I wasn’t among the crowd clamoring for Korey Lee to replace Yasmani Grandal after the White Sox acquired him in the Kendall Graveman trade. The White Sox traded for Lee while he was recovering from an oblique strain, so it made sense to wait until he proved himself fully healthy and regained his timing.
He appears to have done the former, but I’m not convinced about the latter. He struck out 22 times in his first 55 plate appearances in Charlotte. He’s done so against one extra-base hit, so it’s not like he’s absorbing the downside of an all-or-nothing approach. He’s also done so against just three walks, so it’s not like he’s intentional about his pitch selection and deep counts backfire against him. There’s just a lot of swinging and missing — or swinging and mis-hitting — going on.
Nevertheless, we can refer to Lee’s Charlotte experience in past tense for the time being, because the White Sox called him up to Chicago. He’s not replacing Grandal, but Carlos Pérez, who returns to Triple-A.
The White Sox’s continued disregard for Pérez is strange, especially since he’d actually been hitting in August. He’d been 5-for-14 with two doubles over six games this month, and 5-for-11 in games he started. He makes enough contact to have those kinds of hot streaks, but perhaps the Sox don’t like the other parts of his game enough to let him get on BABIP rolls.
Lee offers a stronger arm and a lot more speed — he might be the White Sox’s fastest catcher since Ray Schalk — but if his recent form hangs around, his plate appearances aren’t going to be all that promising. (As for his receiving, it’s hard to judge in a small sample because half of Charlotte’s games are determined by ABS.)
In defense of the decision, there may never be a perfect time to call up Lee. The season is over in a month, the Sox have two other catchers on the 40-man under team control next year, and Edgar Quero is meeting the hype in Birmingham after coming over from Anaheim in the Lucas Giolito trade. The White Sox may want to take the longest possible look at Lee to understand what he might have to offer the 2024 team, even if the early returns aren’t likely to be successful.
Then again, that’s kinda what I thought the Sox were doing with Pérez, but he’s made just four starts behind the plate over three different stints.
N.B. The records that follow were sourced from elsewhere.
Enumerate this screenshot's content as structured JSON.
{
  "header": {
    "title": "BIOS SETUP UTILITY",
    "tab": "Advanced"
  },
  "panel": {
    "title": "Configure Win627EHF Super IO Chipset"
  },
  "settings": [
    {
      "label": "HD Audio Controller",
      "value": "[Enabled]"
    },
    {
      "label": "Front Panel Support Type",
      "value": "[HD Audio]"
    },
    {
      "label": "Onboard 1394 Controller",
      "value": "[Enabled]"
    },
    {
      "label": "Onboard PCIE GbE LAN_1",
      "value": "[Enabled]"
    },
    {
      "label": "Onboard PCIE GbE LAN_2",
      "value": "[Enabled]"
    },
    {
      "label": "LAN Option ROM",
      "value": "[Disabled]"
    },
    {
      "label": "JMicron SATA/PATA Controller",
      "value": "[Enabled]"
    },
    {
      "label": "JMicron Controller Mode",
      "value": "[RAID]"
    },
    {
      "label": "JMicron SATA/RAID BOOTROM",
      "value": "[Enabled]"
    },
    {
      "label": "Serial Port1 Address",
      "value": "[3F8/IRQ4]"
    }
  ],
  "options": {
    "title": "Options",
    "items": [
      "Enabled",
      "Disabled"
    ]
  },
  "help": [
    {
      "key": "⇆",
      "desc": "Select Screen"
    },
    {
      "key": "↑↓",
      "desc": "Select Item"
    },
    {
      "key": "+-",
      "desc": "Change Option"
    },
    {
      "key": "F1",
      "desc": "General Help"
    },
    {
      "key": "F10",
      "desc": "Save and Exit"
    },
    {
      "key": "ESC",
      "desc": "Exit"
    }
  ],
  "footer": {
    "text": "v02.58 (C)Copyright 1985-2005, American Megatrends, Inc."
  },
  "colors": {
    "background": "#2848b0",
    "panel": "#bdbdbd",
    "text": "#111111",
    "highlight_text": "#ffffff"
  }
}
The White Sox have been reluctant to look at the future beyond Grandal, so if Lee’s the one that ultimately prompts them to turn the page, then Lee it is, ready or not.